To do this, we are

  1. working with leading African American theaters and repositories to identify and make accessible a national collection of digital archival material that documents African American cultural history, including theater;
  2. creating a freely available online search tool that can live on any website and that makes African American historical documentation more easily discoverable; and
  3. promoting awareness and use of this resource by theater professionals, scholars, students, educators, and the general public.

The materials gathered and presented digitally through an online search box are not just books and articles. They are the primary documentation and rich cultural context out of which African American theater and performing arts rise. These materials may be the video and playbills from Penumbra Theatre Company, letters by writer Langston Hughes to photographer Carl Van Vechten, photographs of a traveling African American theater troupe in 1910 Mississippi, original scripts and set designs by Zora Neale Hurston, newsreel film footage, and much more.

Penumbra Theatre production poster for August Wilson’s Two Trains Running (2003).

Penumbra Theatre production poster for August Wilson’s Two Trains Running (2003).

This means, for example, that upon searching for materials related to August Wilson’s Two Trains Running with the search tool, one might find the play’s production history as documented through digital copies of Wilson’s script, directors’ notes, set designs, and other production materials; as well as the historical context out of which the play grew, documented by historical pictures of Pittsburgh’s Hill District, digital copies of the Black Panther Intercommunal News Service, and other dramaturgical resources.

For the past several months, we have been analyzing digital content and collections from libraries and repositories across the country to develop the best resource possible. But we are seeking the widest possible representation of African American theater and cultural history. So we invite the participation of the theater community, regardless of cultural background or focus, to help us develop the best resource.

We invite you to take this short survey to evaluate content quality, search preferences, and other questions.
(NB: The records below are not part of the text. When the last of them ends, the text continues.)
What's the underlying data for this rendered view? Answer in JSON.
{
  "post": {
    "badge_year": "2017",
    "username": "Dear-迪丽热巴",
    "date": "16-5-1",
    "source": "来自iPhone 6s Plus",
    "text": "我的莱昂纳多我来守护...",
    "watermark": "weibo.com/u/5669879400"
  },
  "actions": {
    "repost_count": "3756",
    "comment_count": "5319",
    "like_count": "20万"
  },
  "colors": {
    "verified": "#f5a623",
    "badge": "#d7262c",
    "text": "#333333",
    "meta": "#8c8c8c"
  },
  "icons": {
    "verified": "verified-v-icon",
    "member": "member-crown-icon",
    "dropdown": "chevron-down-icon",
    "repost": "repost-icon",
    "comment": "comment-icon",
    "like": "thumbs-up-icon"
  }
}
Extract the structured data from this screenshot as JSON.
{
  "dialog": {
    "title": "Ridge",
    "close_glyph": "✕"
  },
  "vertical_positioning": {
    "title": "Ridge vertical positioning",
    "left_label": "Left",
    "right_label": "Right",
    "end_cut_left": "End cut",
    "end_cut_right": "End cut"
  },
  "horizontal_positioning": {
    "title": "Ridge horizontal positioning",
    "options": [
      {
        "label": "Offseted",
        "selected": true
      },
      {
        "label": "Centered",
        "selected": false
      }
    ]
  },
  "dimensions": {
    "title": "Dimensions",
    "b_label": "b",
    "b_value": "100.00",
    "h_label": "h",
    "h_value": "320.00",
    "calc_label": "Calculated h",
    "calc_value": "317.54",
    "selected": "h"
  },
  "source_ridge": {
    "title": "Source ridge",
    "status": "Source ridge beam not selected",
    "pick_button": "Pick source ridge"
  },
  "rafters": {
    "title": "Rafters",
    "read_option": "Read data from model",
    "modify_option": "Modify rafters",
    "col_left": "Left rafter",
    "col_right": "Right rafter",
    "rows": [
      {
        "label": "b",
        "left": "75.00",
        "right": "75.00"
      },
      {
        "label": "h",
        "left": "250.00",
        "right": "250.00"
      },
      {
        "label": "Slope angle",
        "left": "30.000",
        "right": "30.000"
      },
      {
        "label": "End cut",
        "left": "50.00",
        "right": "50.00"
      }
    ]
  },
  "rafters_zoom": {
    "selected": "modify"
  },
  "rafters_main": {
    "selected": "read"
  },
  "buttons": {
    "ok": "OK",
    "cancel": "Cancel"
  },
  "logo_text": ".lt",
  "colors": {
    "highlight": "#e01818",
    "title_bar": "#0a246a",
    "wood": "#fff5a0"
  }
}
Please share this survey with anyone who might be interested in providing feedback!


Organizations committed to this project include theaters from around the country, as well as the Digital Public Library of America, the Library of Congress, the Smithsonian Institute, the National Museum of African American History and Culture, the New York Public Library Schomburg Research Center and Library for the Performing Arts, the Theatre Library Association, Columbia University, Tulane University, the Dance Heritage Coalition, Theatre Communications Group, and more.

Click to read more about the African American Theater History Project. You can also like us on Facebook atArchie Givens, Sr. Collection of African American Literature, and follow us on Twitter@DigitalGivens.

Posted in Collections Care/Preservation, Cultural Heritage/Sustainability, Learning Tools and Interactives (Information/Media literacy), National Leadership Grants | Comments Off